--- START ---

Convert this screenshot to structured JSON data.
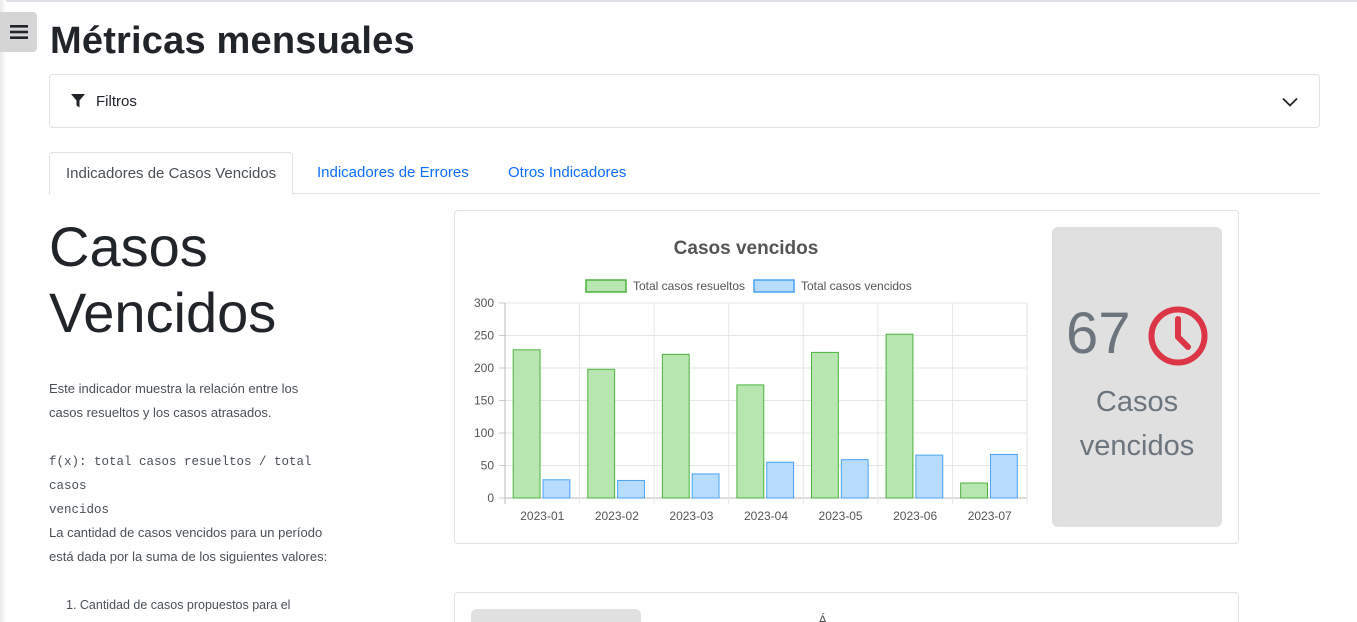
{
  "page": {
    "title": "Métricas mensuales"
  },
  "filters": {
    "label": "Filtros"
  },
  "tabs": [
    {
      "label": "Indicadores de Casos Vencidos",
      "active": true
    },
    {
      "label": "Indicadores de Errores",
      "active": false
    },
    {
      "label": "Otros Indicadores",
      "active": false
    }
  ],
  "section": {
    "title_line1": "Casos",
    "title_line2": "Vencidos",
    "desc1_line1": "Este indicador muestra la relación entre los",
    "desc1_line2": "casos resueltos y los casos atrasados.",
    "formula_line1": "f(x): total casos resueltos / total casos",
    "formula_line2": "vencidos",
    "desc2_line1": "La cantidad de casos vencidos para un período",
    "desc2_line2": "está dada por la suma de los siguientes valores:",
    "list_item1": "1. Cantidad de casos propuestos para el"
  },
  "kpi": {
    "value": "67",
    "label_line1": "Casos",
    "label_line2": "vencidos",
    "icon": "clock-icon",
    "icon_color": "#dc3545"
  },
  "second_card": {
    "partial_text": "Á"
  },
  "chart_data": {
    "type": "bar",
    "title": "Casos vencidos",
    "categories": [
      "2023-01",
      "2023-02",
      "2023-03",
      "2023-04",
      "2023-05",
      "2023-06",
      "2023-07"
    ],
    "series": [
      {
        "name": "Total casos resueltos",
        "values": [
          228,
          198,
          221,
          174,
          224,
          252,
          23
        ],
        "color": "#b8e6b0",
        "border": "#4cb33c"
      },
      {
        "name": "Total casos vencidos",
        "values": [
          28,
          27,
          37,
          55,
          59,
          66,
          67
        ],
        "color": "#b8dcfd",
        "border": "#47a3f3"
      }
    ],
    "ylim": [
      0,
      300
    ],
    "yticks": [
      0,
      50,
      100,
      150,
      200,
      250,
      300
    ],
    "grid": true,
    "legend": "top"
  }
}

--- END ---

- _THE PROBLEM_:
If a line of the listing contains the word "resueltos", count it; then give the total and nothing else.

- _EXERCISE RESPONSE_:
3